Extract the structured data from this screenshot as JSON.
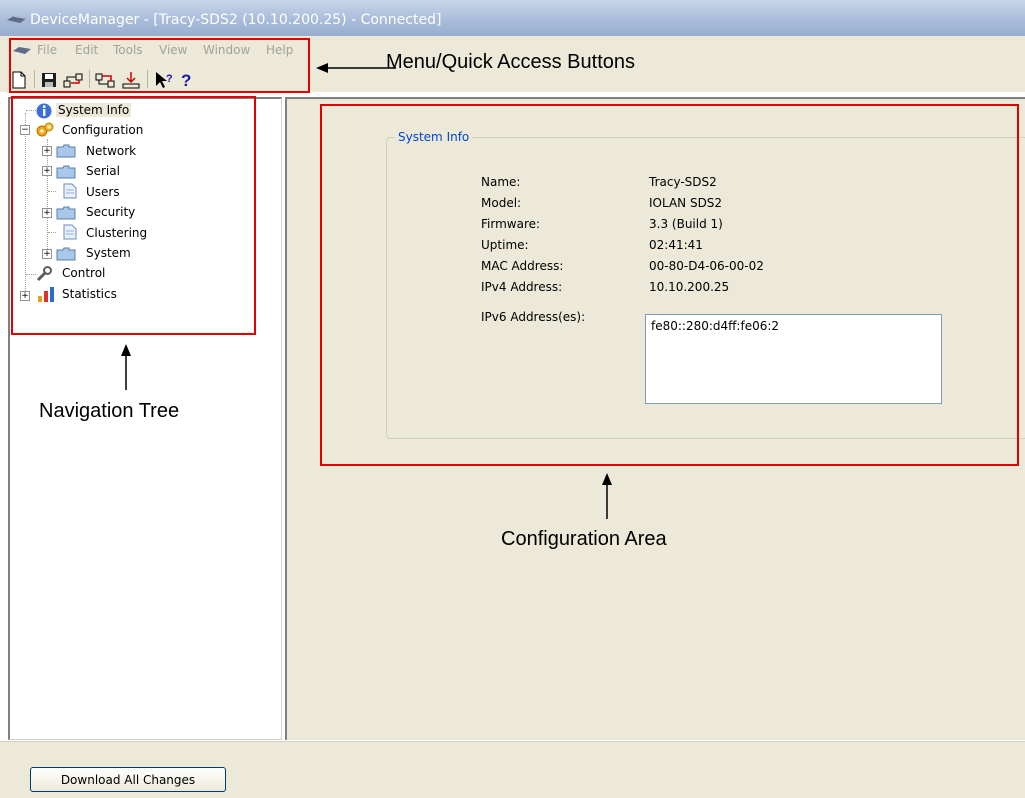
{
  "window": {
    "title": "DeviceManager - [Tracy-SDS2 (10.10.200.25) - Connected]"
  },
  "menu": [
    "File",
    "Edit",
    "Tools",
    "View",
    "Window",
    "Help"
  ],
  "toolbar": {
    "icons": [
      "new-file-icon",
      "save-icon",
      "upload-icon",
      "download-icon",
      "download-all-icon",
      "whats-this-help-icon",
      "help-icon"
    ]
  },
  "tree": {
    "system_info": "System Info",
    "configuration": "Configuration",
    "network": "Network",
    "serial": "Serial",
    "users": "Users",
    "security": "Security",
    "clustering": "Clustering",
    "system": "System",
    "control": "Control",
    "statistics": "Statistics"
  },
  "panel": {
    "legend": "System Info",
    "fields": [
      {
        "label": "Name:",
        "value": "Tracy-SDS2"
      },
      {
        "label": "Model:",
        "value": "IOLAN SDS2"
      },
      {
        "label": "Firmware:",
        "value": "3.3 (Build 1)"
      },
      {
        "label": "Uptime:",
        "value": "02:41:41"
      },
      {
        "label": "MAC Address:",
        "value": "00-80-D4-06-00-02"
      },
      {
        "label": "IPv4 Address:",
        "value": "10.10.200.25"
      },
      {
        "label": "IPv6 Address(es):",
        "value": "fe80::280:d4ff:fe06:2"
      }
    ]
  },
  "buttons": {
    "download_all": "Download All Changes"
  },
  "annotations": {
    "menu": "Menu/Quick Access Buttons",
    "navigation": "Navigation Tree",
    "configuration": "Configuration Area"
  },
  "colors": {
    "annotation_box": "#e30000",
    "legend_text": "#0046d5"
  }
}
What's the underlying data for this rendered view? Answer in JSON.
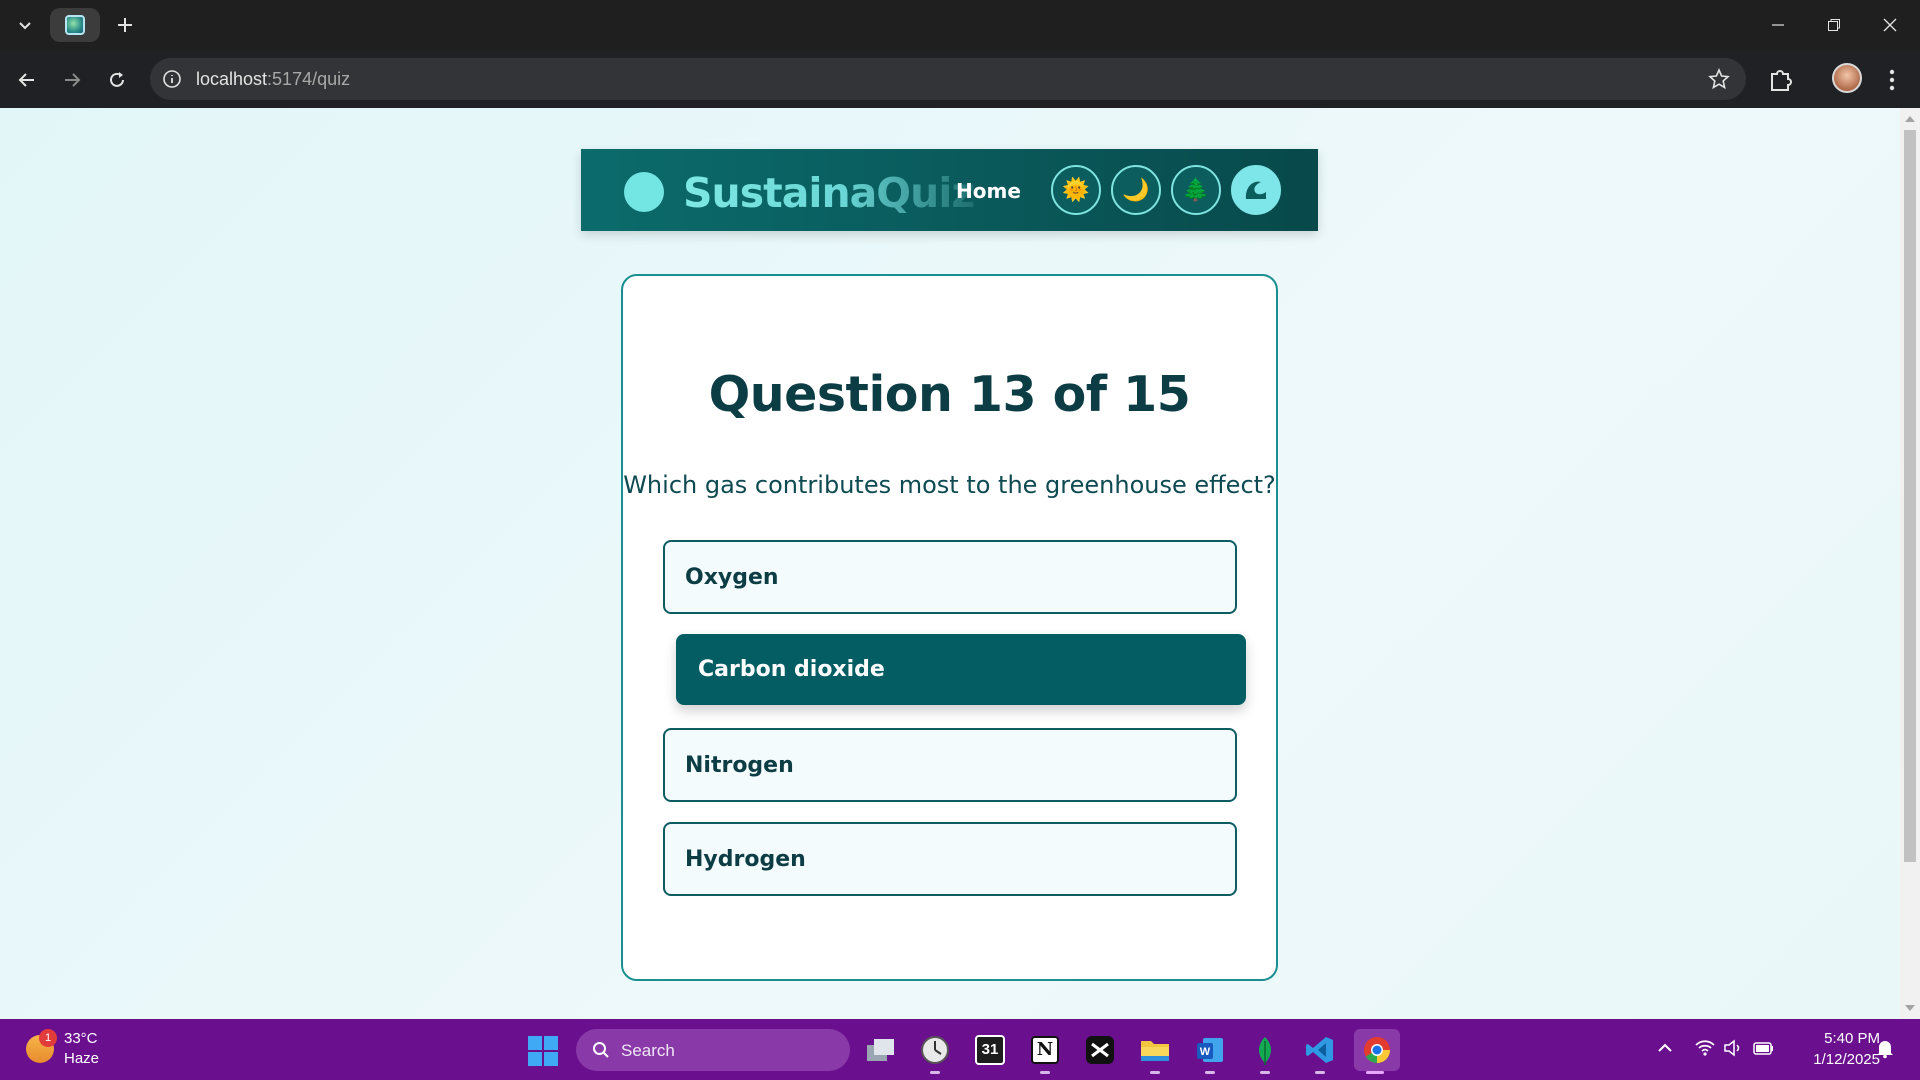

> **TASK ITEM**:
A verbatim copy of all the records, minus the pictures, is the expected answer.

> **SOLUTION**:
Extract the structured data from this screenshot as JSON.
{
  "window": {
    "title": "DeviceManager - [Tracy-SDS2 (10.10.200.25) - Connected]"
  },
  "menu": [
    "File",
    "Edit",
    "Tools",
    "View",
    "Window",
    "Help"
  ],
  "toolbar": {
    "icons": [
      "new-file-icon",
      "save-icon",
      "upload-icon",
      "download-icon",
      "download-all-icon",
      "whats-this-help-icon",
      "help-icon"
    ]
  },
  "tree": {
    "system_info": "System Info",
    "configuration": "Configuration",
    "network": "Network",
    "serial": "Serial",
    "users": "Users",
    "security": "Security",
    "clustering": "Clustering",
    "system": "System",
    "control": "Control",
    "statistics": "Statistics"
  },
  "panel": {
    "legend": "System Info",
    "fields": [
      {
        "label": "Name:",
        "value": "Tracy-SDS2"
      },
      {
        "label": "Model:",
        "value": "IOLAN SDS2"
      },
      {
        "label": "Firmware:",
        "value": "3.3 (Build 1)"
      },
      {
        "label": "Uptime:",
        "value": "02:41:41"
      },
      {
        "label": "MAC Address:",
        "value": "00-80-D4-06-00-02"
      },
      {
        "label": "IPv4 Address:",
        "value": "10.10.200.25"
      },
      {
        "label": "IPv6 Address(es):",
        "value": "fe80::280:d4ff:fe06:2"
      }
    ]
  },
  "buttons": {
    "download_all": "Download All Changes"
  },
  "annotations": {
    "menu": "Menu/Quick Access Buttons",
    "navigation": "Navigation Tree",
    "configuration": "Configuration Area"
  },
  "colors": {
    "annotation_box": "#e30000",
    "legend_text": "#0046d5"
  }
}
What's the underlying data for this rendered view? Answer in JSON.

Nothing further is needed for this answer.